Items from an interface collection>
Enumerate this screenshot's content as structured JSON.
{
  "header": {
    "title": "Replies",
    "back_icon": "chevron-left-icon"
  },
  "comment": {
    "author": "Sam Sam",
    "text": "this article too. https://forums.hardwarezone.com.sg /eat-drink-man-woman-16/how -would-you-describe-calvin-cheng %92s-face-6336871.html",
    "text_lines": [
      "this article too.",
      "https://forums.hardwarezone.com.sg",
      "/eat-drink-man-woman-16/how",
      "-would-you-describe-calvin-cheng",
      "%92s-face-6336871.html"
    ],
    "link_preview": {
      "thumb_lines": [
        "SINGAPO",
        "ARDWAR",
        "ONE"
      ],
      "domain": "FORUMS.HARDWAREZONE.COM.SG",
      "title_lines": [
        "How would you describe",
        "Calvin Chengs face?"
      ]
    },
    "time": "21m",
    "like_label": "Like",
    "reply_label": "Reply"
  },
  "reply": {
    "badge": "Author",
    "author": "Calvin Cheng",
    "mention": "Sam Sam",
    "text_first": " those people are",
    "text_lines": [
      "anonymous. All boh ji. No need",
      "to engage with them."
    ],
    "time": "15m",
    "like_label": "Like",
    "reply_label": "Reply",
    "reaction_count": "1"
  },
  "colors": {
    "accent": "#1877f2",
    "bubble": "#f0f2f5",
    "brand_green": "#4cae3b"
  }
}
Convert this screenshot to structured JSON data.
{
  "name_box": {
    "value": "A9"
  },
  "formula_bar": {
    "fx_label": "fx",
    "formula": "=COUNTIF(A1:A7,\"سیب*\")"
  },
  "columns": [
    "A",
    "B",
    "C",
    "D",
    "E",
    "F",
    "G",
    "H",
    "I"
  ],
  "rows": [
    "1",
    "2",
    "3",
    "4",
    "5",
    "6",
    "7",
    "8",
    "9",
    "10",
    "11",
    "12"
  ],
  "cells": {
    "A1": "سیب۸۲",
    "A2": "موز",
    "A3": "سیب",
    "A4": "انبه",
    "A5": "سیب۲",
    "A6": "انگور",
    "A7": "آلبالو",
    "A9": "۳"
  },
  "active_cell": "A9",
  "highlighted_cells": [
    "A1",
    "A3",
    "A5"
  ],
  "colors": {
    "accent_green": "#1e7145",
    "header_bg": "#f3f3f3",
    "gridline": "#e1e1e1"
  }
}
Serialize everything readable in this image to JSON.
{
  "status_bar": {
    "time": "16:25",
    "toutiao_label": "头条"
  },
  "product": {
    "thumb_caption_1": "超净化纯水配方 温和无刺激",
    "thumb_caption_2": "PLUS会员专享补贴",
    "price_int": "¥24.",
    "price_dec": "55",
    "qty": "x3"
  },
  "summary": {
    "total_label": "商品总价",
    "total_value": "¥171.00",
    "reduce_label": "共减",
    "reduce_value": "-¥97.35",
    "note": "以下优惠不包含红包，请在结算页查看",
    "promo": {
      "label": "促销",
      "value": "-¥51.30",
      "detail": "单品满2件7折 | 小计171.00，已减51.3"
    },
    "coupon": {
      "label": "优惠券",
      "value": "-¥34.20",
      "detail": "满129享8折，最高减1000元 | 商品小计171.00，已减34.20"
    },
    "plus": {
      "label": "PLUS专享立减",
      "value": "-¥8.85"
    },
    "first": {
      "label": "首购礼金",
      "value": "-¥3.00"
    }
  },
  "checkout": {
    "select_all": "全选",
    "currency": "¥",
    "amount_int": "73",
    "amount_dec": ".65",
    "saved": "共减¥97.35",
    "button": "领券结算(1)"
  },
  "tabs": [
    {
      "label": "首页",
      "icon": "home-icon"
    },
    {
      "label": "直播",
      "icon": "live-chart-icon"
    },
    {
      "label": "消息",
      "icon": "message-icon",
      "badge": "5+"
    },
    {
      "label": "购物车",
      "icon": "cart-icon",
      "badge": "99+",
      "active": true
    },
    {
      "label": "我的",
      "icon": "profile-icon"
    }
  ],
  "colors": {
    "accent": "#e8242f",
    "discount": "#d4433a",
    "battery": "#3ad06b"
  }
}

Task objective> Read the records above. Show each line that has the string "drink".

Reply>
    "text": "this article too. https://forums.hardwarezone.com.sg /eat-drink-man-woman-16/how -would-you-describe-calvin-cheng %92s-face-6336871.html",
      "/eat-drink-man-woman-16/how",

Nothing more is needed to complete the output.